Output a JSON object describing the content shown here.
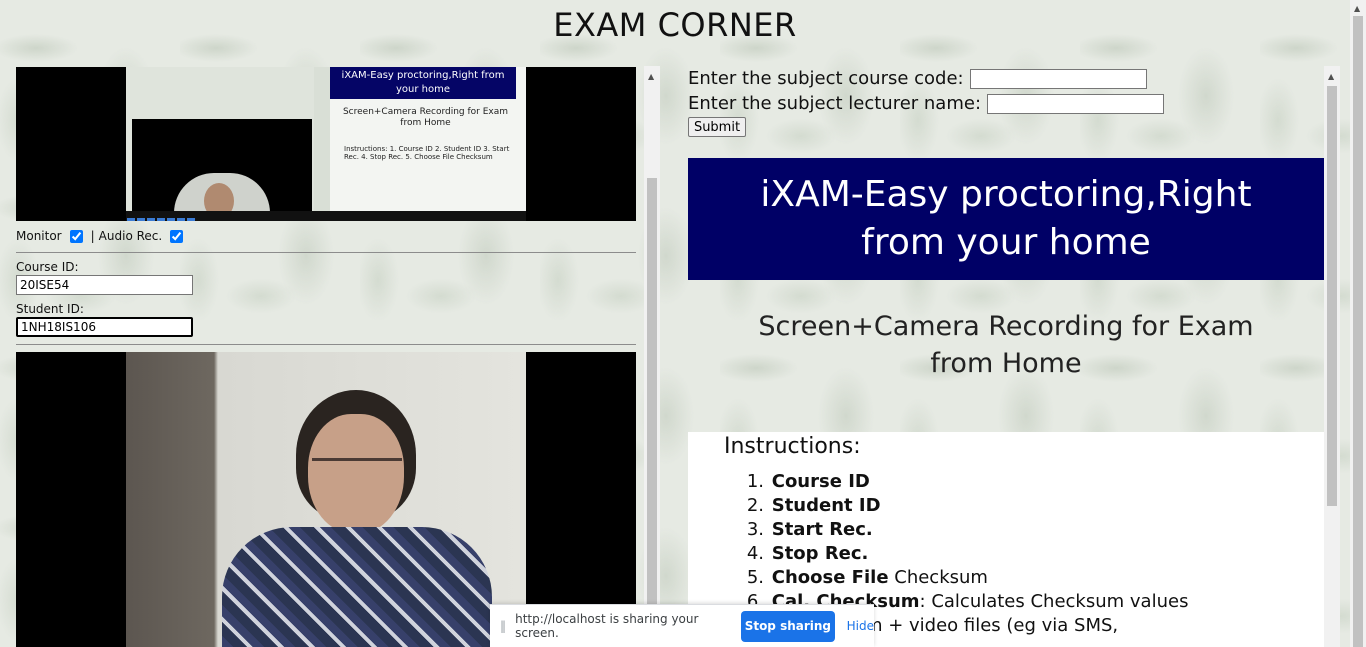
{
  "page": {
    "title": "EXAM CORNER"
  },
  "left": {
    "monitor_label": "Monitor",
    "separator": "|",
    "audio_label": "Audio Rec.",
    "monitor_checked": true,
    "audio_checked": true,
    "course_id_label": "Course ID:",
    "course_id_value": "20ISE54",
    "student_id_label": "Student ID:",
    "student_id_value": "1NH18IS106"
  },
  "right": {
    "course_code_label": "Enter the subject course code:",
    "lecturer_label": "Enter the subject lecturer name:",
    "submit_label": "Submit",
    "banner_line1": "iXAM-Easy proctoring,Right",
    "banner_line2": "from your home",
    "subtitle_line1": "Screen+Camera Recording for Exam",
    "subtitle_line2": "from Home",
    "instructions_title": "Instructions:",
    "instructions": [
      {
        "num": "1.",
        "bold": "Course ID",
        "rest": ""
      },
      {
        "num": "2.",
        "bold": "Student ID",
        "rest": ""
      },
      {
        "num": "3.",
        "bold": "Start Rec.",
        "rest": ""
      },
      {
        "num": "4.",
        "bold": "Stop Rec.",
        "rest": ""
      },
      {
        "num": "5.",
        "bold": "Choose File",
        "rest": " Checksum"
      },
      {
        "num": "6.",
        "bold": "Cal. Checksum",
        "rest": ": Calculates Checksum values"
      },
      {
        "num": "",
        "bold": "",
        "rest": "ksum + video files (eg via SMS,"
      }
    ]
  },
  "share_bar": {
    "message": "http://localhost is sharing your screen.",
    "stop_label": "Stop sharing",
    "hide_label": "Hide"
  },
  "mini_preview": {
    "banner": "iXAM-Easy proctoring,Right from your home",
    "subtitle": "Screen+Camera Recording for Exam from Home",
    "instructions": "Instructions: 1. Course ID 2. Student ID 3. Start Rec. 4. Stop Rec. 5. Choose File Checksum"
  },
  "colors": {
    "banner_bg": "#000066",
    "stop_button": "#1a73e8",
    "link": "#1a73e8"
  }
}
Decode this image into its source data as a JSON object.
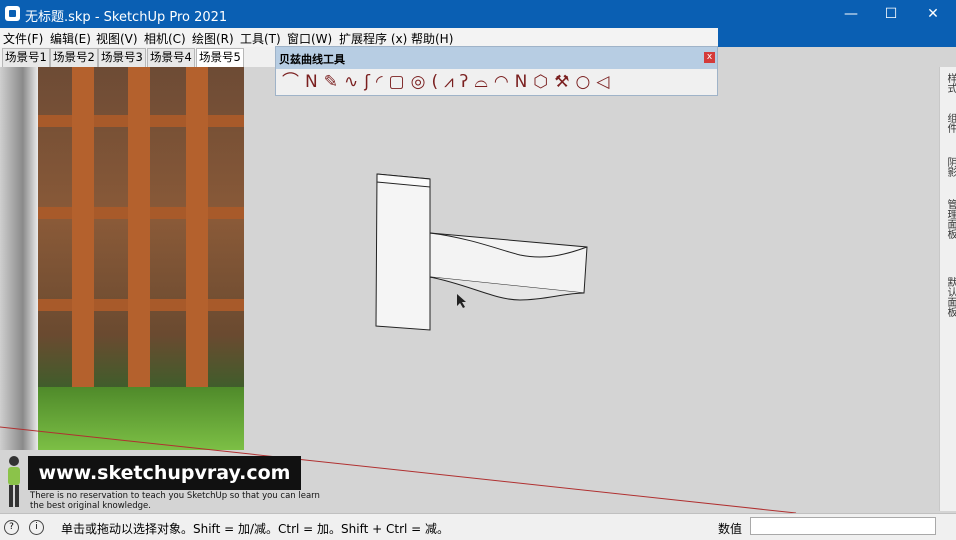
{
  "window": {
    "title": "无标题.skp - SketchUp Pro 2021",
    "minimize": "—",
    "maximize": "☐",
    "close": "✕"
  },
  "menu": [
    "文件(F)",
    "编辑(E)",
    "视图(V)",
    "相机(C)",
    "绘图(R)",
    "工具(T)",
    "窗口(W)",
    "扩展程序 (x)",
    "帮助(H)"
  ],
  "scene_tabs": [
    "场景号1",
    "场景号2",
    "场景号3",
    "场景号4",
    "场景号5"
  ],
  "active_scene_tab": 4,
  "toolbar": {
    "title": "贝兹曲线工具",
    "close": "x",
    "icons": [
      "bezier-curve-icon",
      "polyline-icon",
      "spline-edit-icon",
      "n-curve-icon",
      "s-curve-icon",
      "arc-icon",
      "rectangle-icon",
      "spiral-icon",
      "curve-icon",
      "zigzag-icon",
      "hook-icon",
      "arc-open-icon",
      "half-circle-icon",
      "freehand-icon",
      "polygon-icon",
      "wrench-icon",
      "circle-icon",
      "triangle-icon"
    ]
  },
  "right_panel_tabs": [
    "样式",
    "组件",
    "阴影",
    "管理面板",
    "默认面板"
  ],
  "watermark": {
    "url": "www.sketchupvray.com",
    "line1": "There is no reservation to teach you SketchUp so that you can learn",
    "line2": "the best original knowledge."
  },
  "status": {
    "message": "单击或拖动以选择对象。Shift = 加/减。Ctrl = 加。Shift + Ctrl = 减。",
    "value_label": "数值",
    "value_input": ""
  }
}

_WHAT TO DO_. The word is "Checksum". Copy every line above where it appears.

_ANSWER BOX_.
        "rest": " Checksum"
        "bold": "Cal. Checksum",
        "rest": ": Calculates Checksum values"
    "instructions": "Instructions: 1. Course ID 2. Student ID 3. Start Rec. 4. Stop Rec. 5. Choose File Checksum"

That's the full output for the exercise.